Nephrogenic Diabetes Insipidus
For nephrogenic DI, addressing the underlying cause is often the first step. This may involve adjusting or discontinuing medications that interfere with kidney function or treating any kidney-related diseases. In addition, patients may be advised to consume a low-sodium diet to reduce urine output and increase water retention. Diuretics, particularly thiazide diuretics, can paradoxically help reduce urine production in some cases. Monitoring and adjusting the treatment plan is essential for effective management of nephrogenic DI.
Dipsogenic Diabetes Insipidus
The treatment of dipsogenic DI is more challenging due to the complex nature of the thirst mechanism. In some cases, behavioral therapy may help patients control their fluid intake, while others may require medication to suppress the thirst sensation. Desmopressin may also be used in certain situations, but its use must be carefully monitored to prevent water intoxication.
Gestational Diabetes Insipidus
The treatment for gestational DI depends on the severity of the condition. In mild cases, increased fluid intake may be sufficient. For more severe cases, desmopressin may be prescribed, with careful monitoring to ensure the safety of both the mother and the unborn child. In most cases, gestational DI resolves after childbirth.
Living with Diabetes Insipidus
While diabetes insipidus can be challenging to manage, many individuals can lead a normal life with proper treatment and monitoring. It’s essential for patients to work closely with their healthcare providers to establish a tailored treatment plan and make any necessary adjustments as needed.
Staying hydrated is crucial for individuals with diabetes insipidus. Patients should work with their healthcare providers to determine their optimal daily fluid intake, which may be higher than the general population’s recommendations.
Monitoring and Adjustments
Regular check-ups and monitoring are essential for individuals with diabetes insipidus. Blood and urine tests, as well as monitoring of symptoms, can help ensure that the treatment plan is working effectively and that adjustments can be made if needed.

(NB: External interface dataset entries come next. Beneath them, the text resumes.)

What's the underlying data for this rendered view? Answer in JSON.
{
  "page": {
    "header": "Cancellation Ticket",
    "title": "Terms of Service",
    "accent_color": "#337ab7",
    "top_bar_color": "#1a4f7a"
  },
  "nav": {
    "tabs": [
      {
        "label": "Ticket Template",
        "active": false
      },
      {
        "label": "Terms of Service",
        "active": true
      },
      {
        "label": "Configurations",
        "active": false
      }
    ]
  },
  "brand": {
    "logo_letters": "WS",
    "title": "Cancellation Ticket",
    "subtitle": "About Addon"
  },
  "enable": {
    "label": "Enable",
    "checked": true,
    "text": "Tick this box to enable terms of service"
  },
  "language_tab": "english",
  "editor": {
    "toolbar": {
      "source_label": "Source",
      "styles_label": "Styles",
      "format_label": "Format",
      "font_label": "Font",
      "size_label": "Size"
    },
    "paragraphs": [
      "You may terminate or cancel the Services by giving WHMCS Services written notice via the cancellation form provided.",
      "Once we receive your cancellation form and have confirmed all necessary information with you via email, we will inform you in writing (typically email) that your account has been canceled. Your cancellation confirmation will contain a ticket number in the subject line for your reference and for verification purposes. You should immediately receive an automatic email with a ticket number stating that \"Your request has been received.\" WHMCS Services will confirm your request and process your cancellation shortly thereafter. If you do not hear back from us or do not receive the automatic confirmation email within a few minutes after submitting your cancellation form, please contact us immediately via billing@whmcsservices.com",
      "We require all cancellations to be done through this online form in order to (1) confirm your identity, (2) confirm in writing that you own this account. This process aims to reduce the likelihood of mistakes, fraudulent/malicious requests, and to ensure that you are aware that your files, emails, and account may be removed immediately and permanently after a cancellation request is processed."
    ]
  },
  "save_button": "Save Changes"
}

Patients with diabetes insipidus should carry identification, such as a medical alert bracelet, indicating their condition in case of emergencies. They should also have a plan in place for obtaining medical care in emergencies or when traveling, as dehydration can quickly become life-threatening.
Living with diabetes insipidus can be emotionally challenging. Patients may find it helpful to connect with support groups or mental health professionals to cope with the psychological aspects of managing a chronic condition.
Diabetes insipidus is a rare but serious medical condition that affects the body’s ability to regulate fluid balance. Proper diagnosis, treatment, and management are essential for maintaining a good quality of life for individuals with this condition. By working closely with their healthcare providers, patients can develop effective treatment plans that allow them to lead healthy, fulfilling lives.